It’s one thing when there’s an awkward pause in a conversation. It’s another thing when your entire conversation is made up of awkward pauses, punctuated with the odd sentence.
Here’s David with the tale of one particularly agonising date, considering he’d travelled over 200 miles to meet Rebecca.
“We’d been chatting online, and by text, for a few months; finally I met Rebecca in person one Friday morning.
We chatted for a while: “I feel like I’m being interviewed”, she complained.
Later, we boarded a pleasure boat to Greenwich: “You look a little green and sweaty, are you feeling okay?” she asked.
I really wasn’t feeling good. I was regretting the dutch courage pints I’d enjoyed with an old friend the night before, and was wondering nervously where the toilets were.
After the boat trip, we wandered aimlessly as conversations started, stopped and dried up. We had a pub lunch; the chat picked up a little over a couple of glasses of white wine but soon felt awkward again as we cruised back along the river.
All we needed was Simon & Garfunkel busking “The Sound Of Silence” beside us by the dirty old river; this was going to be no “Waterloo Sunset” moment.
“It’s at this point I normally ask dates, if they’d like to leave!” smiled Rebecca. I would have been happy to go home, but she continued: “Fancy a drink by the river anyway? Seems a shame not to when you’ve come such a long way.”
Rebecca seemed nice, but it all felt forced and very hard work on my part.
Really, I just wanted the date to end, but found myself replying “Sounds great!”. She’d probably just offered to go for a drink out of politeness and I’d agreed out of politeness too.

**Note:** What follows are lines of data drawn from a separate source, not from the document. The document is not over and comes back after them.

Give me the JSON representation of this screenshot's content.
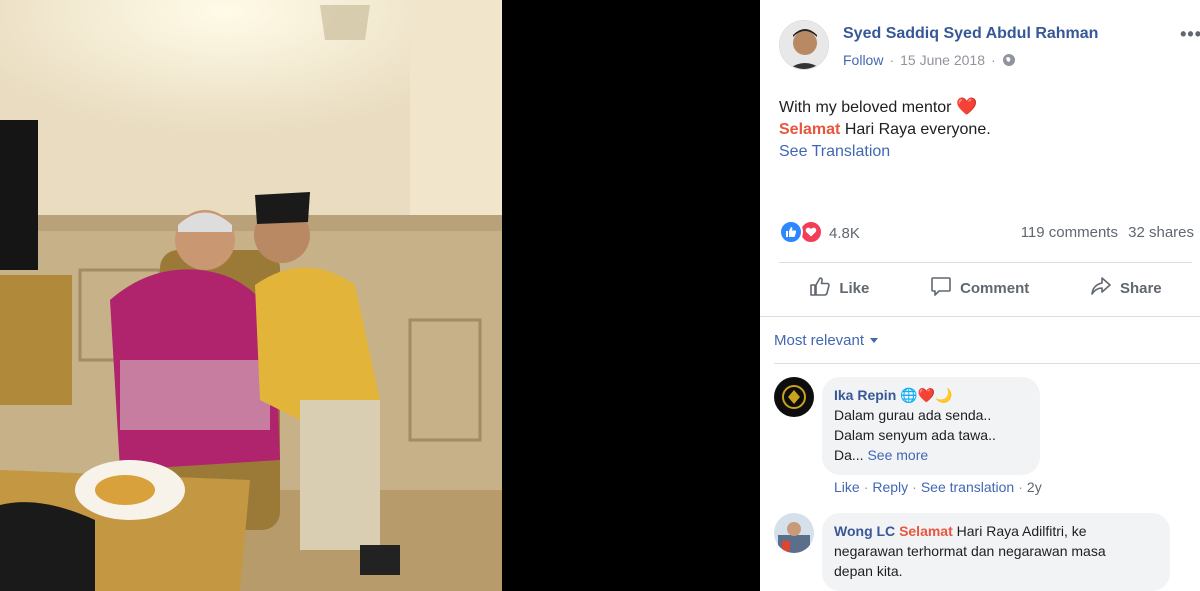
{
  "post": {
    "author": "Syed Saddiq Syed Abdul Rahman",
    "follow_label": "Follow",
    "separator": "·",
    "date": "15 June 2018",
    "text_line1": "With my beloved mentor",
    "highlight_word": "Selamat",
    "text_line2_rest": "Hari Raya everyone.",
    "see_translation": "See Translation"
  },
  "stats": {
    "reaction_count": "4.8K",
    "comments": "119 comments",
    "shares": "32 shares"
  },
  "actions": {
    "like": "Like",
    "comment": "Comment",
    "share": "Share"
  },
  "sort": {
    "label": "Most relevant"
  },
  "comments": [
    {
      "name": "Ika Repin",
      "emoji": "🌐❤️🌙",
      "line1": "Dalam gurau ada senda..",
      "line2": "Dalam senyum ada tawa..",
      "line3": "Da...",
      "see_more": "See more",
      "like": "Like",
      "reply": "Reply",
      "see_translation": "See translation",
      "age": "2y"
    },
    {
      "name": "Wong LC",
      "highlight": "Selamat",
      "text_line1_rest": "Hari Raya Adilfitri, ke",
      "line2": "negarawan terhormat dan negarawan masa",
      "line3": "depan kita."
    }
  ],
  "colors": {
    "link": "#4267b2",
    "name": "#365899",
    "highlight": "#e9553d",
    "like_reaction": "#2d88ff",
    "love_reaction": "#f33e58"
  }
}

We drank two pints of bitter as the conversations started, stumbled and stuttered to a halt. I couldn’t think of anything else to say to this attractive, intelligent woman, in one of my favourite cities in the world.
There was just silence between us, in the noisiest pub in London.
“Same again?”, she finally said as she disappeared to the bar with her bag.
Fifteen minutes later, she still hadn’t returned.
She’d done a runner and who could blame her? I quietly sighed with relief and reached for a gasper to calm my nerves; inhaling deeply, I watched a grubby barge rumble by the window.
It had been a hard day, but at least we’d finally met. I contemplated a walk back down the river and a quiet read of the paper and a soothing pint at the pub by my hotel.
“Enjoying a crafty one, eh?”
She was back!
“Sorry about that, there was a problem with the beer, bet you thought I’d done a runner!”
I chuckled, and we finally began relaxing in each other’s company.
We had a few more pints and a late night cheeseburger; then we finally hugged goodbye and went our separate ways, knowing we’d never meet again.”